● THE TASK: Which lines in the data below contain the word "Ringtones"? Copy each of them.

● SUPPLIED DATA:
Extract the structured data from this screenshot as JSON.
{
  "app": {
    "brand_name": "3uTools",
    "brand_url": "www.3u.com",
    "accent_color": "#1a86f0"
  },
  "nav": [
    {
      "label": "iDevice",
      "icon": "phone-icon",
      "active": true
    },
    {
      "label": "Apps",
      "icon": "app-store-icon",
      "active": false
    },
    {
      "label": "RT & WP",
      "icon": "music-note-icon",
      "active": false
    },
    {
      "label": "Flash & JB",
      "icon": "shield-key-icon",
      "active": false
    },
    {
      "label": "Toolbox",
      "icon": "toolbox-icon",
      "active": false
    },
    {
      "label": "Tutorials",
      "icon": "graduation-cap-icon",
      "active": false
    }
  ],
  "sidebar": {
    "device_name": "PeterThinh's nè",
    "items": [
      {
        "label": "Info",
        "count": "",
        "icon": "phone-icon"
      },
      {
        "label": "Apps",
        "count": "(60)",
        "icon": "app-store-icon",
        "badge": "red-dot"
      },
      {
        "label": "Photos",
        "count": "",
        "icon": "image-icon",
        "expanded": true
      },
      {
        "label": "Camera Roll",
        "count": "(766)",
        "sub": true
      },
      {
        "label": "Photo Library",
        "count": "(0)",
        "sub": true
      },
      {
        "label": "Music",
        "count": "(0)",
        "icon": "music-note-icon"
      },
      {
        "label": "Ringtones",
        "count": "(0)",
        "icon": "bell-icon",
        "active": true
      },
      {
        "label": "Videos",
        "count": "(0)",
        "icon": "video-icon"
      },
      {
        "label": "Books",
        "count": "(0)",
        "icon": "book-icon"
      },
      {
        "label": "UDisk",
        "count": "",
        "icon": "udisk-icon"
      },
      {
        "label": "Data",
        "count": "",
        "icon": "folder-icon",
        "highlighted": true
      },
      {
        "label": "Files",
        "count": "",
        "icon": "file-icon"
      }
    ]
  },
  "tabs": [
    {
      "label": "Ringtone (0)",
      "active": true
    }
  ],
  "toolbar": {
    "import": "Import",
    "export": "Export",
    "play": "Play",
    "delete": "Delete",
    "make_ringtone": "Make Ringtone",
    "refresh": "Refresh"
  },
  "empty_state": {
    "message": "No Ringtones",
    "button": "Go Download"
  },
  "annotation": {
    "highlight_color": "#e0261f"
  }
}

● OUTPUT:
        "label": "Ringtones",
    "message": "No Ringtones",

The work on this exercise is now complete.